What you need to do:
Every line below that holds the string "structured" must be copied.

Records to use:
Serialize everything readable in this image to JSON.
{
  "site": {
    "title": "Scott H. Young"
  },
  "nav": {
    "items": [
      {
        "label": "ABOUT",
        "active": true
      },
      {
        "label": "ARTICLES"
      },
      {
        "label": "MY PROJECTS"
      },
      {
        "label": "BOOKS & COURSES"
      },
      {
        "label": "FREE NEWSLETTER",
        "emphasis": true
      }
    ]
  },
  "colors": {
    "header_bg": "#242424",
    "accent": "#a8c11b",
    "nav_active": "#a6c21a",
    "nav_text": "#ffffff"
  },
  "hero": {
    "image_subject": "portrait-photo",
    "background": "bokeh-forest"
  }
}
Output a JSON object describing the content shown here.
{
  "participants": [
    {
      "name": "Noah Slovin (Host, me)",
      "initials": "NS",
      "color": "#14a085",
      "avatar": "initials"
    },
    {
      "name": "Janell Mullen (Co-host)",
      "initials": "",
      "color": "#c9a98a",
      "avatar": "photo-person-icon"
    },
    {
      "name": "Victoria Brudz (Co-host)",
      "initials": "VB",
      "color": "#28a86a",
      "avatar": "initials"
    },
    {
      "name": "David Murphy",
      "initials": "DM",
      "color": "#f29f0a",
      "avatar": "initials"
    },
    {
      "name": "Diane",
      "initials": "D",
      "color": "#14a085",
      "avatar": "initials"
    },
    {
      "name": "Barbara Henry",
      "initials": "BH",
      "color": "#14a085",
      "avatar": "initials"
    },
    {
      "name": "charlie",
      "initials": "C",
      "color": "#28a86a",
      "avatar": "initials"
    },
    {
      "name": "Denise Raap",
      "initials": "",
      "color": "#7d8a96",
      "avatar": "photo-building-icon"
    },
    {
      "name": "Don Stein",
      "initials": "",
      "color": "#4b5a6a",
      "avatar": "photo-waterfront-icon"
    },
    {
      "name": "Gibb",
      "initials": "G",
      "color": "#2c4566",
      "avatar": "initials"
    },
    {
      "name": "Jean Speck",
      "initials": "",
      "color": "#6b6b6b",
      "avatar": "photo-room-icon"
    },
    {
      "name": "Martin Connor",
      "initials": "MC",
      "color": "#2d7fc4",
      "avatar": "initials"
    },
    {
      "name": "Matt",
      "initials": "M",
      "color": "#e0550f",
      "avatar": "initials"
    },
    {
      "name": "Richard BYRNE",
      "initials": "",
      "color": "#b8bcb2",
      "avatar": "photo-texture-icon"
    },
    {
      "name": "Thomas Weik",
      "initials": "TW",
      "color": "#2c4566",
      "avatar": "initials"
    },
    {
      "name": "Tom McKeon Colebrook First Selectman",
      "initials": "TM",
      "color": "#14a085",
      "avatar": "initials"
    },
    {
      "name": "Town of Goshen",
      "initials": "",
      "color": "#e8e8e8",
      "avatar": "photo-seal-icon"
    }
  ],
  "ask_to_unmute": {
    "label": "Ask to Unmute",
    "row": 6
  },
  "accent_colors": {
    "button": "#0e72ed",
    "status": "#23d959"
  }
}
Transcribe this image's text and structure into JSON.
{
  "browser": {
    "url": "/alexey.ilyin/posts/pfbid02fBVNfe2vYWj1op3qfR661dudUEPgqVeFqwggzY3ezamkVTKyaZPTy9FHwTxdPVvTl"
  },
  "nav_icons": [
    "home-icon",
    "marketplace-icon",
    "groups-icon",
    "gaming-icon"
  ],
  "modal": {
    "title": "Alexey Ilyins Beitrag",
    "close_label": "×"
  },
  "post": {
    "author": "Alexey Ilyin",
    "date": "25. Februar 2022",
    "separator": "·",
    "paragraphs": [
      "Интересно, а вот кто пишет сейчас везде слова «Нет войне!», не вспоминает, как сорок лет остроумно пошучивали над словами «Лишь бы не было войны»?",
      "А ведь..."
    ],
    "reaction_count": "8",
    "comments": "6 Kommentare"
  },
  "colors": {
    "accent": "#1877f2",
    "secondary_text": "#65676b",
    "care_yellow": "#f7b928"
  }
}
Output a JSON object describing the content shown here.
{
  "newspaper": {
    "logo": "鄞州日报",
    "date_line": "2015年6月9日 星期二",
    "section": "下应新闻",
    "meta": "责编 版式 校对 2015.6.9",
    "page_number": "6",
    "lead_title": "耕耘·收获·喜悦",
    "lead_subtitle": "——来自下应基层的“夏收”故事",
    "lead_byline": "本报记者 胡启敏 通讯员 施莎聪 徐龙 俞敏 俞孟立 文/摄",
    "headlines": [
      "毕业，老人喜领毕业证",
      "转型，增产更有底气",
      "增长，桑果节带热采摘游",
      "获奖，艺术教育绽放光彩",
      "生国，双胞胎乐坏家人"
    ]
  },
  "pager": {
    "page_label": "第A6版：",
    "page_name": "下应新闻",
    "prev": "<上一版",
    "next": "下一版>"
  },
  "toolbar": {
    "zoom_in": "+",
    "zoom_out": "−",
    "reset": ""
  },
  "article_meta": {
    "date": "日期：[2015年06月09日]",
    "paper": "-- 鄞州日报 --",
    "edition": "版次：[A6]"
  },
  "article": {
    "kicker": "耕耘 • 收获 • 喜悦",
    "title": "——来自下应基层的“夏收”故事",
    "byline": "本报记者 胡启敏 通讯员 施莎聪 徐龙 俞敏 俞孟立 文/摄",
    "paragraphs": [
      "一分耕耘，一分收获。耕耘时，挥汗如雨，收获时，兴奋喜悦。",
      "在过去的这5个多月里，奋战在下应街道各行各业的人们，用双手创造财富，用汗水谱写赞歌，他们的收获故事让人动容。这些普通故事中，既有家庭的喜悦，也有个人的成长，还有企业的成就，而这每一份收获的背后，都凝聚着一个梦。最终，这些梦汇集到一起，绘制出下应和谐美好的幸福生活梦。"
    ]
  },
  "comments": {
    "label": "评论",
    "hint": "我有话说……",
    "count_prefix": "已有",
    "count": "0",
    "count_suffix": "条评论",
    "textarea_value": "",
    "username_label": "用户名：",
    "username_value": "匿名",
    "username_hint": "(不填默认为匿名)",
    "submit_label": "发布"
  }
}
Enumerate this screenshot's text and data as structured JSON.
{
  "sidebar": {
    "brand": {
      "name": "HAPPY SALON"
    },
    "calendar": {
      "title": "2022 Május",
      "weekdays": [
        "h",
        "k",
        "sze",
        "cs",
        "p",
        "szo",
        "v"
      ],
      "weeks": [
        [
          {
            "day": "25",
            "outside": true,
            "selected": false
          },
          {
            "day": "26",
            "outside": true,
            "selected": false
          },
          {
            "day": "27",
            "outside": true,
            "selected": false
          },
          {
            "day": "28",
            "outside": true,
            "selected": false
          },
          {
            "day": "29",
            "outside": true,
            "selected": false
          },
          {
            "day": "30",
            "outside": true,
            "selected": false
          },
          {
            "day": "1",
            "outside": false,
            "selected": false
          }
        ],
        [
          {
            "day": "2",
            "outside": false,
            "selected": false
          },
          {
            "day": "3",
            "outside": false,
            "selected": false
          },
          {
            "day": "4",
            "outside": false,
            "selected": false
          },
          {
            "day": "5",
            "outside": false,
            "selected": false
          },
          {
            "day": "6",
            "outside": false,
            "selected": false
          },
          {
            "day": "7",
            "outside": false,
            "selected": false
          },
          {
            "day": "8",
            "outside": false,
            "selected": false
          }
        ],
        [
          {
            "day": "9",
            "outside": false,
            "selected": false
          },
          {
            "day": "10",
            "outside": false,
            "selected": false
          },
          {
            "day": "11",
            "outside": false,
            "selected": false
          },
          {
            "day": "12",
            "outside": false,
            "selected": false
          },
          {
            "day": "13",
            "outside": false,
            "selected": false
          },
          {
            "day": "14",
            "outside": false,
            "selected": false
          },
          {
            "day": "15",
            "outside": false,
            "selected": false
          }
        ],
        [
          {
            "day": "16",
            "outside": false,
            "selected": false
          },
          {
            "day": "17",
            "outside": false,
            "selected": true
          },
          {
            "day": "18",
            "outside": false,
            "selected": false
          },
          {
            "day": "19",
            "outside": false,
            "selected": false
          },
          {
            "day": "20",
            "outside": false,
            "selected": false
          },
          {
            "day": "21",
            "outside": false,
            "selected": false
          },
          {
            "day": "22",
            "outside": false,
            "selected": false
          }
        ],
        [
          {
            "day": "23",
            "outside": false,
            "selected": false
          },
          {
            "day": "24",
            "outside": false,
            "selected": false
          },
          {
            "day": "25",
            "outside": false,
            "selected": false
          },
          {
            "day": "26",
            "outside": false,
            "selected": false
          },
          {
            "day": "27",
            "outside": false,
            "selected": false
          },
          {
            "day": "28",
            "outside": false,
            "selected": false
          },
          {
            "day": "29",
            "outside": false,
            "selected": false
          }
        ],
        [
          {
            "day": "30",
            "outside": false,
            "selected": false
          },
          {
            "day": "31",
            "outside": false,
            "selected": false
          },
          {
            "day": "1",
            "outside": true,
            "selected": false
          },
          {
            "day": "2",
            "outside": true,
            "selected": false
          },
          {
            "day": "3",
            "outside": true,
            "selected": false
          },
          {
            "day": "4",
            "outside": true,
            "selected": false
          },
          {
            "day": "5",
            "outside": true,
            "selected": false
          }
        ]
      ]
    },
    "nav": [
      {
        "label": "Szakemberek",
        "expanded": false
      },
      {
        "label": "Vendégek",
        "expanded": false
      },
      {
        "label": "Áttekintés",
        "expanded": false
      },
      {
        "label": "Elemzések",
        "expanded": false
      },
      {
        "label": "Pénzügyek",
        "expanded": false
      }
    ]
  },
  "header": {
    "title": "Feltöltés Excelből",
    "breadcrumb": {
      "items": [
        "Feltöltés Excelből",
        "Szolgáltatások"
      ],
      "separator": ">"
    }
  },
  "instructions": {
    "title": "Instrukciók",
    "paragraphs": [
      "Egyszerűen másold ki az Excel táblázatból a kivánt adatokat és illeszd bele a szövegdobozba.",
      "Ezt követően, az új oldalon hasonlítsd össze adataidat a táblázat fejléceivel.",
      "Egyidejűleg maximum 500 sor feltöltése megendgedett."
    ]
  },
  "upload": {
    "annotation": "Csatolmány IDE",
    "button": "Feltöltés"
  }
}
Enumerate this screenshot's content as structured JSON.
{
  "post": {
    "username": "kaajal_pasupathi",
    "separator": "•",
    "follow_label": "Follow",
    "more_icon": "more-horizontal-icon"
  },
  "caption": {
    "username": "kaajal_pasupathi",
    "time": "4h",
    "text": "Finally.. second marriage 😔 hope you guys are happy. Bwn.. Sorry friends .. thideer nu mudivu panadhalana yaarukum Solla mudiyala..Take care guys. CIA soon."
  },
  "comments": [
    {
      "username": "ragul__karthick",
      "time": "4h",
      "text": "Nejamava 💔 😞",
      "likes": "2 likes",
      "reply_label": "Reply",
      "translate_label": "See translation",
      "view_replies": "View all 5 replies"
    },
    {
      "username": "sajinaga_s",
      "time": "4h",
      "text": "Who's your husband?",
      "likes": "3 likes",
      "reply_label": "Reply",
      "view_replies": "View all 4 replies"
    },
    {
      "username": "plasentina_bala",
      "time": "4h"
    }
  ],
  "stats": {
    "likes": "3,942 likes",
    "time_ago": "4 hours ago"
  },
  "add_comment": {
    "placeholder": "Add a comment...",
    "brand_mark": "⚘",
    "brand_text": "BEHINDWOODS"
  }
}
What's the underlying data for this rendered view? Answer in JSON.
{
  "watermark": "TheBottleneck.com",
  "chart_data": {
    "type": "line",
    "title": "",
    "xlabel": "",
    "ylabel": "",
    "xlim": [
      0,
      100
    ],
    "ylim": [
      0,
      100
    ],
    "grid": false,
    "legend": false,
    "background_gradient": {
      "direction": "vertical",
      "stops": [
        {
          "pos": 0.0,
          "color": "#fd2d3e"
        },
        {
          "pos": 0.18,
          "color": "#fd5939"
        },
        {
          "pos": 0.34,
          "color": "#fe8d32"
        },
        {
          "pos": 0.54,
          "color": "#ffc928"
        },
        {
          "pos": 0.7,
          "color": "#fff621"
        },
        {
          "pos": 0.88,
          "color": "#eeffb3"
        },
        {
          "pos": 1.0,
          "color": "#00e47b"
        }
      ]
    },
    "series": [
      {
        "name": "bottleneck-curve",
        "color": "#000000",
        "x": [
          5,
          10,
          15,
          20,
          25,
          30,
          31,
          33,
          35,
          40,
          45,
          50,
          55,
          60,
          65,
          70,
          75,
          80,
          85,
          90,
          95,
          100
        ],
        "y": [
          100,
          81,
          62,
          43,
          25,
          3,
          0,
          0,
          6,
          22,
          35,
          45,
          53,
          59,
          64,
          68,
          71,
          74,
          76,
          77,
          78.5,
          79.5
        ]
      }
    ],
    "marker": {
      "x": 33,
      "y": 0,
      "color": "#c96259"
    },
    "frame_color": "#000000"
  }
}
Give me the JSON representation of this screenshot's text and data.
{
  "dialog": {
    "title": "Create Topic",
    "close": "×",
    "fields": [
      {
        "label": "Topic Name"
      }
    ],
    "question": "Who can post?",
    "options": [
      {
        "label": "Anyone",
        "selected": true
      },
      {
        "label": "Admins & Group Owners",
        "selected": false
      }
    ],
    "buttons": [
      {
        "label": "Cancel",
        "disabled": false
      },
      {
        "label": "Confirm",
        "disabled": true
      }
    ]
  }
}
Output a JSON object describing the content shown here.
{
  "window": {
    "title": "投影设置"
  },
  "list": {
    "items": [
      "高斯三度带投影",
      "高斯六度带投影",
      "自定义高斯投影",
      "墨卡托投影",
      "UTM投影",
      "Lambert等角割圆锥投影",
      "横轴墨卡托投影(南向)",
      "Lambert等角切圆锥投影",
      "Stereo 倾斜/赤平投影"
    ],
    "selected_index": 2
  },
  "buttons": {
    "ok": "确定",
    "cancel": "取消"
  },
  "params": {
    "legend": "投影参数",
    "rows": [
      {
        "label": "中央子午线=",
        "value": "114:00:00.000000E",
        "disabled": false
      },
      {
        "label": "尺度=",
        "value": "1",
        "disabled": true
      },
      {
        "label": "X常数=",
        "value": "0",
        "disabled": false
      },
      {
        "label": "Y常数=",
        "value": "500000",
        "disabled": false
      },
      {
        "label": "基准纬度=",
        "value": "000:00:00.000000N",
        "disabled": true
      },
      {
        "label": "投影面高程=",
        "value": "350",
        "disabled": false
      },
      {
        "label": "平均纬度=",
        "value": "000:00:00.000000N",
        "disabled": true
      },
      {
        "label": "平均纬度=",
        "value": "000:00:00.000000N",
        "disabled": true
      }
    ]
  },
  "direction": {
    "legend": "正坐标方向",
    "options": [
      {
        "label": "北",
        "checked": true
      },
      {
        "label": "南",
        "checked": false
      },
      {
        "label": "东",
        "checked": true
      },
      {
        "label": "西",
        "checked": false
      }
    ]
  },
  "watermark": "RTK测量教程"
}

Answer section:
Enumerate this screenshot's text and data as structured JSON.
Enumerate this screenshot's content as structured JSON.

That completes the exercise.